Ton Van, a Chinese scholar at the Stimson Institute (US), has repeatedly announced to the world the absurdity of the cow tongue. She said: "Despite the lack of legal grounds, China has remained a ‘fuzzy strategy’ and is determined to use force to assert sovereignty over the East Sea. The events in the Paracel in 1974 and in the Spratly in 1988 demonstrate China's intentions."
"China understands very clearly the opposition of cow tongue with the UN Convention on the Law of the Sea (UNCLOS), thus they have been investing in the search for legitimacy for the history rights, but they have not yet succeeded. Many Chinese policy-makers have a clear understanding of the weaknesses of China’s legal arguments and raised objections but the side of those who support the viewpoint of ‘having weak arguments than having nothing’ has increasingly prevailed.
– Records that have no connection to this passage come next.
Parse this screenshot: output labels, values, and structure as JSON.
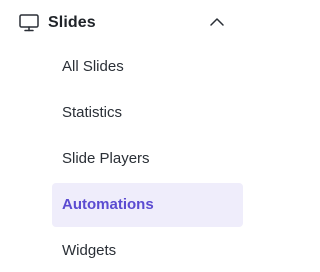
{
  "menu": {
    "group": {
      "label": "Slides",
      "icon": "monitor-icon",
      "toggle_icon": "chevron-up-icon",
      "expanded": true
    },
    "items": [
      {
        "label": "All Slides",
        "active": false
      },
      {
        "label": "Statistics",
        "active": false
      },
      {
        "label": "Slide Players",
        "active": false
      },
      {
        "label": "Automations",
        "active": true
      },
      {
        "label": "Widgets",
        "active": false
      }
    ]
  },
  "colors": {
    "text": "#2a2f36",
    "heading": "#1f2328",
    "accent": "#5b4bd1",
    "active_bg": "#efedfb"
  }
}
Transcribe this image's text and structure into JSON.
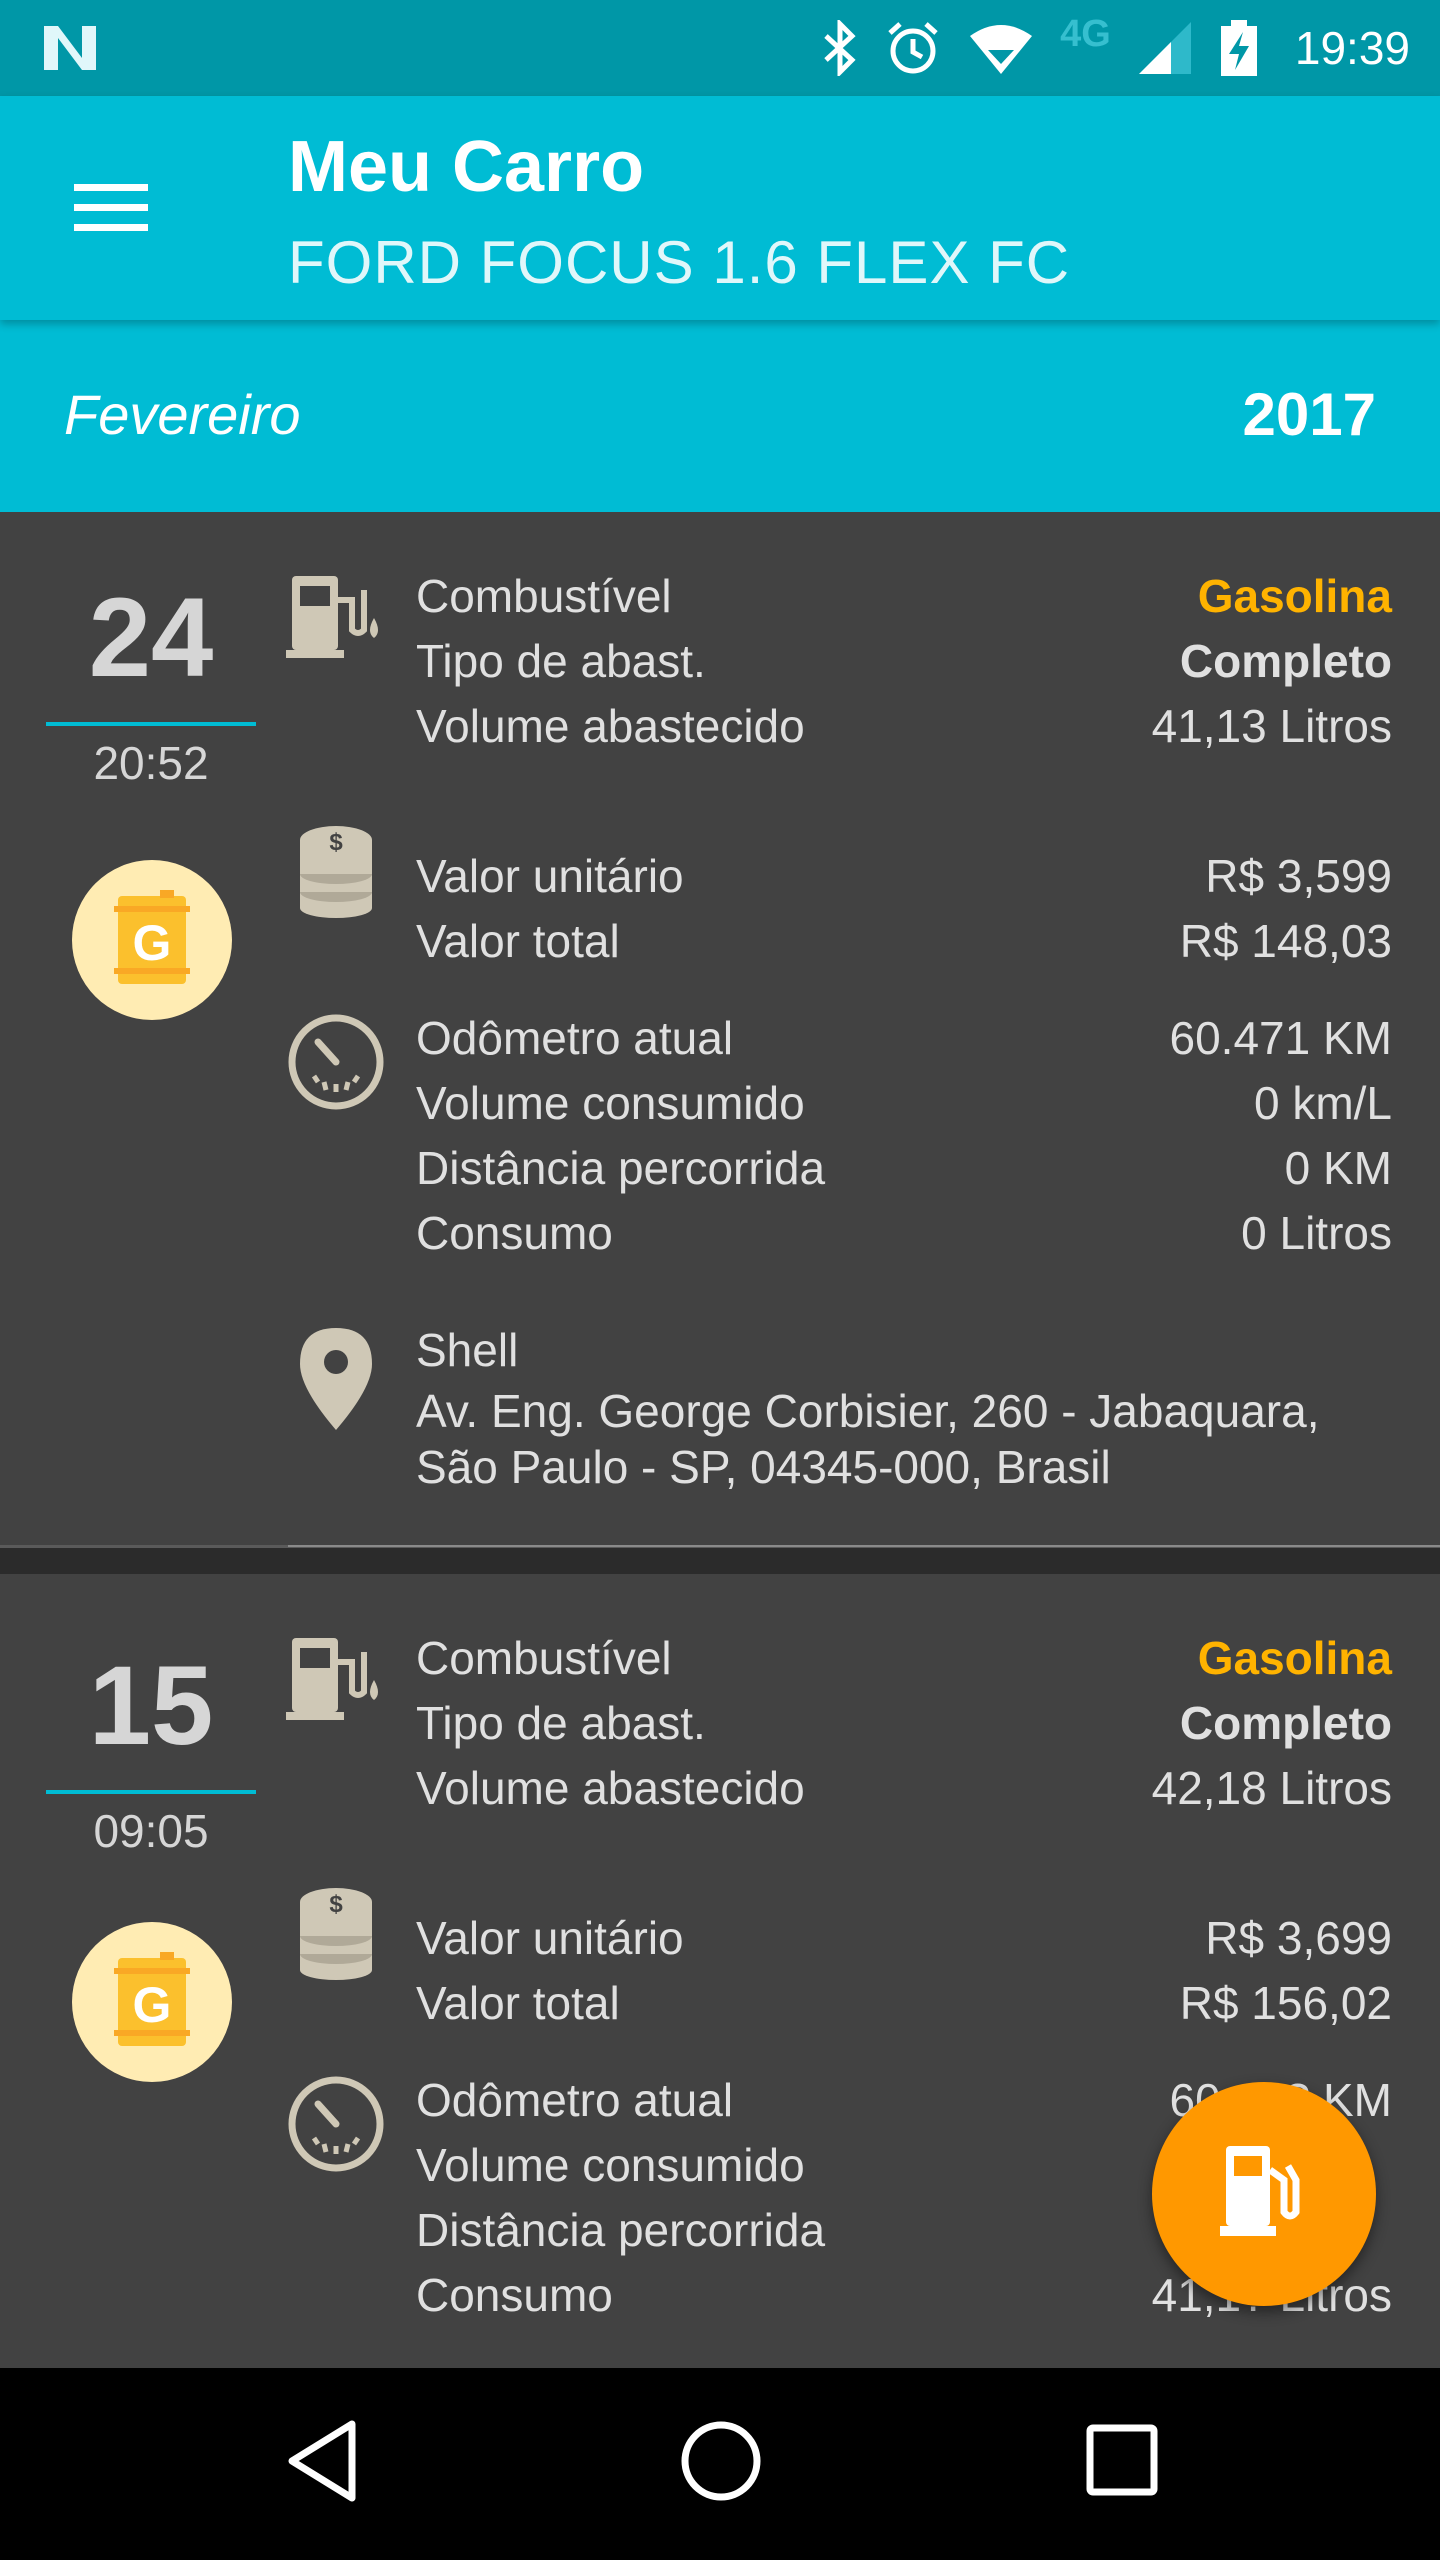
{
  "status_bar": {
    "time": "19:39",
    "network": "4G",
    "icons": [
      "notification-n-icon",
      "bluetooth-icon",
      "alarm-icon",
      "wifi-icon",
      "signal-icon",
      "battery-charging-icon"
    ]
  },
  "app_bar": {
    "title": "Meu Carro",
    "subtitle": "FORD FOCUS 1.6 FLEX FC",
    "menu_icon": "hamburger-menu-icon"
  },
  "period": {
    "month": "Fevereiro",
    "year": "2017"
  },
  "entries": [
    {
      "day": "24",
      "time": "20:52",
      "badge_letter": "G",
      "fuel": [
        {
          "label": "Combustível",
          "value": "Gasolina"
        },
        {
          "label": "Tipo de abast.",
          "value": "Completo"
        },
        {
          "label": "Volume abastecido",
          "value": "41,13 Litros"
        }
      ],
      "cost": [
        {
          "label": "Valor unitário",
          "value": "R$ 3,599"
        },
        {
          "label": "Valor total",
          "value": "R$ 148,03"
        }
      ],
      "odometer": [
        {
          "label": "Odômetro atual",
          "value": "60.471 KM"
        },
        {
          "label": "Volume consumido",
          "value": "0 km/L"
        },
        {
          "label": "Distância percorrida",
          "value": "0 KM"
        },
        {
          "label": "Consumo",
          "value": "0 Litros"
        }
      ],
      "station": {
        "name": "Shell",
        "address_line1": "Av. Eng. George Corbisier, 260 - Jabaquara,",
        "address_line2": "São Paulo - SP, 04345-000, Brasil"
      }
    },
    {
      "day": "15",
      "time": "09:05",
      "badge_letter": "G",
      "fuel": [
        {
          "label": "Combustível",
          "value": "Gasolina"
        },
        {
          "label": "Tipo de abast.",
          "value": "Completo"
        },
        {
          "label": "Volume abastecido",
          "value": "42,18 Litros"
        }
      ],
      "cost": [
        {
          "label": "Valor unitário",
          "value": "R$ 3,699"
        },
        {
          "label": "Valor total",
          "value": "R$ 156,02"
        }
      ],
      "odometer": [
        {
          "label": "Odômetro atual",
          "value": "60.16? KM"
        },
        {
          "label": "Volume consumido",
          "value": ""
        },
        {
          "label": "Distância percorrida",
          "value": ""
        },
        {
          "label": "Consumo",
          "value": "41,1? Litros"
        }
      ]
    }
  ],
  "colors": {
    "status_bar": "#0097a7",
    "app_bar": "#00bcd4",
    "card_bg": "#424242",
    "fuel_accent": "#ffb300",
    "fab": "#ff9800",
    "badge_bg": "#ffecb3"
  },
  "fab": {
    "icon": "gas-pump-icon"
  },
  "nav_bar": {
    "icons": [
      "back-icon",
      "home-icon",
      "recents-icon"
    ]
  }
}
Therefore China is very careful to not detail what they claim for sovereignty within the cow tongue, and just leave it vague to make room for negotiations in the future."
According to Ton Van, the popular view of China's rulers is: "Weak legal arguments will be supported by strong national power."
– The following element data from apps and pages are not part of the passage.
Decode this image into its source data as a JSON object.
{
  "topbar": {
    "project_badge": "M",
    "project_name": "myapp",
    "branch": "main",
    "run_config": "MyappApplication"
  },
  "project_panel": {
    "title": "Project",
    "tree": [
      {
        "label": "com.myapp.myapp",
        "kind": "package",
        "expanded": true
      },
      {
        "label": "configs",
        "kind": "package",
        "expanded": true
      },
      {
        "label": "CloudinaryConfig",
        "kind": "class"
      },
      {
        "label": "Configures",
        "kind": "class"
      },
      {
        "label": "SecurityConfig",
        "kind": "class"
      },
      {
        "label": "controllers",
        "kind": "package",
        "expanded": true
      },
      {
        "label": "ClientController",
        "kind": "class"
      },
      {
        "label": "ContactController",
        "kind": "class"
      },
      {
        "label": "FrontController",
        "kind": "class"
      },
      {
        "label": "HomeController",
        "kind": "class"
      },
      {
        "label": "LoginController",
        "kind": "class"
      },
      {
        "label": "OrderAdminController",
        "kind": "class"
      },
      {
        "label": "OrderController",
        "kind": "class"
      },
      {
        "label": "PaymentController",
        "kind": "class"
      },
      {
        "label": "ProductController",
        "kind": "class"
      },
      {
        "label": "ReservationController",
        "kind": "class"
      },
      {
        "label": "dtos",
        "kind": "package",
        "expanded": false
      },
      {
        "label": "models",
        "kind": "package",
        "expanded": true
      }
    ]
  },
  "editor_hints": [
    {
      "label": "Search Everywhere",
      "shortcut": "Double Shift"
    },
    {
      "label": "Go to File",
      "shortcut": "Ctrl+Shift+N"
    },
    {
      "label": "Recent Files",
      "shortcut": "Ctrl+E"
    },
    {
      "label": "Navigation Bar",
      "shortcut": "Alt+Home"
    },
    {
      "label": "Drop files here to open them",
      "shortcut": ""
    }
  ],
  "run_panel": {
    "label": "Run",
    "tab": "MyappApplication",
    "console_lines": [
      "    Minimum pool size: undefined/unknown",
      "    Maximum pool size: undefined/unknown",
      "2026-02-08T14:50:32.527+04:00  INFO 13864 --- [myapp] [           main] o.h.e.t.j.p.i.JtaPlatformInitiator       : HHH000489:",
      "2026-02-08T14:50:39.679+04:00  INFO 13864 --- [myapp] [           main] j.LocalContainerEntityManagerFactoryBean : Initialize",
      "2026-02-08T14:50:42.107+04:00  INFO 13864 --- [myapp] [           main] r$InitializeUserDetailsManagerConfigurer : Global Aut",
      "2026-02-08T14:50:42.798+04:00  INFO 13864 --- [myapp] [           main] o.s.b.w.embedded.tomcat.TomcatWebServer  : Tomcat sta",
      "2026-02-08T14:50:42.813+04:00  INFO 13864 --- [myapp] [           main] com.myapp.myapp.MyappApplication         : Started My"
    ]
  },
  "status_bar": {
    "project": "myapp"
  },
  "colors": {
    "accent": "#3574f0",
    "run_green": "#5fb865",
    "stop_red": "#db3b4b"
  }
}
A map ridicules the cow tongue in a Filipino newspaper by showing China as a province of this country.
Also in Diplomatie, Daniel Schaeffer said that there are two "schools" of the U-shaped line in China. The first “school” is "legal respect," represented by Prof. Lihai, who was appointed judge of the court of international maritime law in August 1996. The second “school” is called "traditional" and it is supported by the Chinese government.
The first “School" is the progressive tendency in China that has been supported by the young researchers and young intellectuals in this country. This is most evident in social forums on Sina.com and other common blogs.
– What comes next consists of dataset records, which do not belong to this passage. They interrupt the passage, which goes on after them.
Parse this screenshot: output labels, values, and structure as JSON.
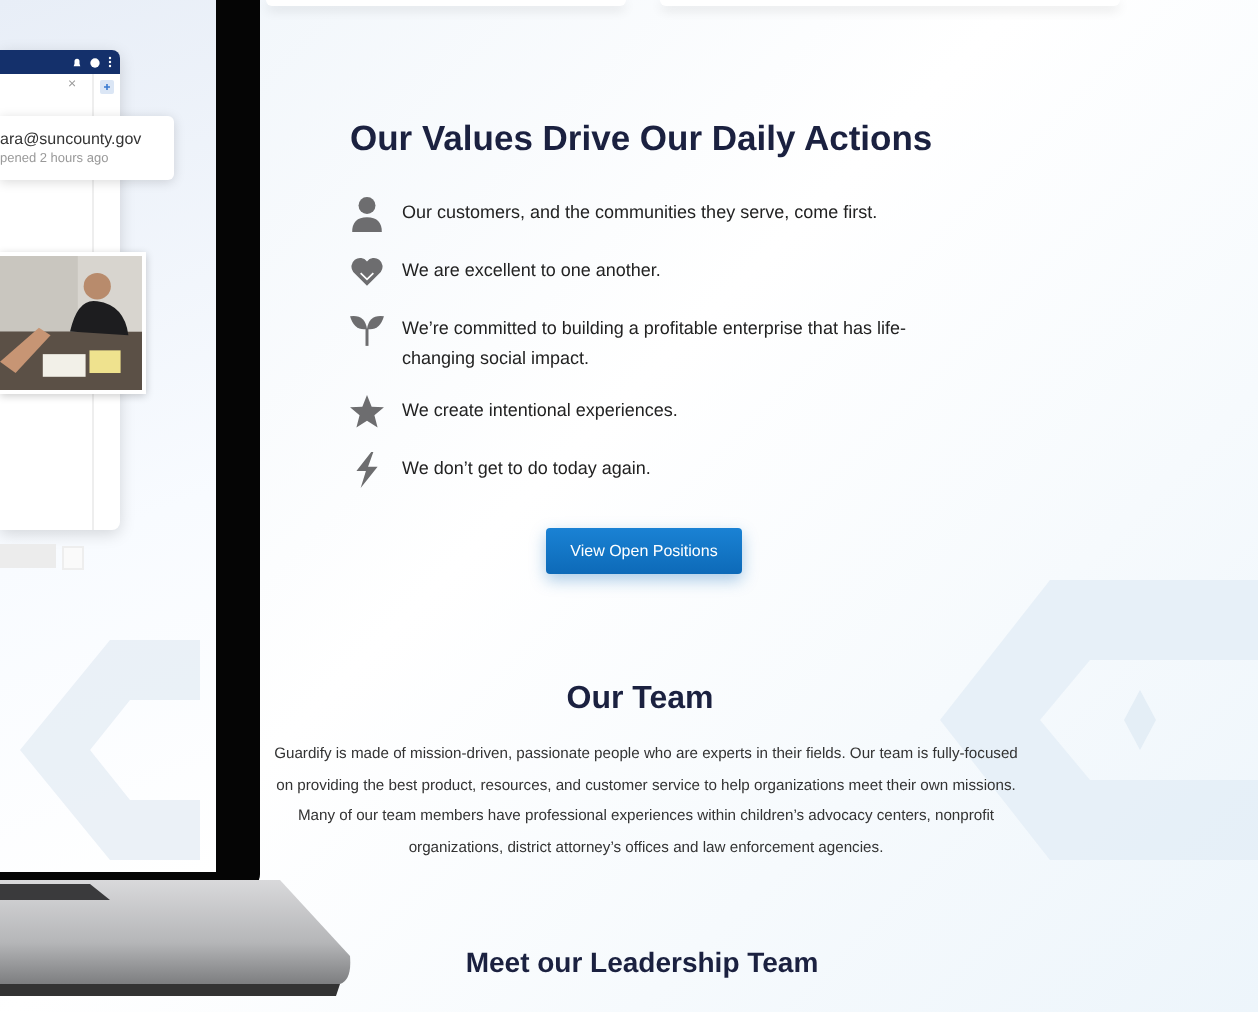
{
  "laptop_screen": {
    "window": {
      "close_button": "×",
      "popup": {
        "email": "ara@suncounty.gov",
        "status": "pened 2 hours ago"
      }
    }
  },
  "values": {
    "heading": "Our Values Drive Our Daily Actions",
    "items": [
      {
        "kind": "person",
        "text": "Our customers, and the communities they serve, come first."
      },
      {
        "kind": "heart",
        "text": "We are excellent to one another."
      },
      {
        "kind": "sprout",
        "text": "We’re committed to building a profitable enterprise that has life-changing social impact."
      },
      {
        "kind": "star",
        "text": "We create intentional experiences."
      },
      {
        "kind": "bolt",
        "text": "We don’t get to do today again."
      }
    ],
    "button": "View Open Positions"
  },
  "team": {
    "heading": "Our Team",
    "text": "Guardify is made of mission-driven, passionate people who are experts in their fields. Our team is fully-focused on providing the best product, resources, and customer service to help organizations meet their own missions. Many of our team members have professional experiences within children’s advocacy centers, nonprofit organizations, district attorney’s offices and law enforcement agencies."
  },
  "leadership": {
    "heading": "Meet our Leadership Team"
  }
}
According to the French expert Daniel Schaeffer, Prof. Lihai has significantly contributed to the trend of denying China's cow tongue. In 2000, he suddenly died but the tendency "legal respect" has not been diminished. China's government has repeatedly expressed dissatisfaction and raised difficulty or shut down many blogs but they cannot extinguish "the voice of reason."
Prof. Luc Tien of the Chinese Academy of Social Sciences has views different from the perspective of the Chinese government on the East Sea. His research papers and articles were published in the Hong Kong Public Newspaper.
In the article, the author concluded that the dispute in the East Sea has grown to the extent of damaging the interests of the parties, so it needs the participation and efforts of the parties to change this trend. His views are the views of the Association of Southeast Asian Nations (ASEAN) about the East Sea dispute, which wins the support of many countries around the world.
In the South China Morning dated June 26, 2014, Prof. Ly Vinh Long, from the Xiamen University said: "The abandonment of the cow tongue will completely deal with the vague situation, making negotiations more objectively and reliably and helping rebuilt China’s image as a more reliable partner in the eyes of its neighbors and the international community."
He said that although the Chinese government is determined to pursue the cow tongue, in the end the myth cannot last to force China to be a prisoner for that illusory myth forever!
The Wall Street Journal quoted global military affairs commentator Wu Ge on his verified Weibo account: “If the U.S. wanted to include Hawaii and Guam, and England and France wanted to include their overseas territories, they could have just shown a map of the entire world. Is it really useful putting [these islands] together now? It is nothing but obvious ambition. What [Hunan Map Press] did only shows that the extreme leftists chime in easily with blind patriotism.”
Western witnesses of Vietnam’s sovereignty over Hoang SaVietnam’s sovereignty over Hoang Sa in the French colonial period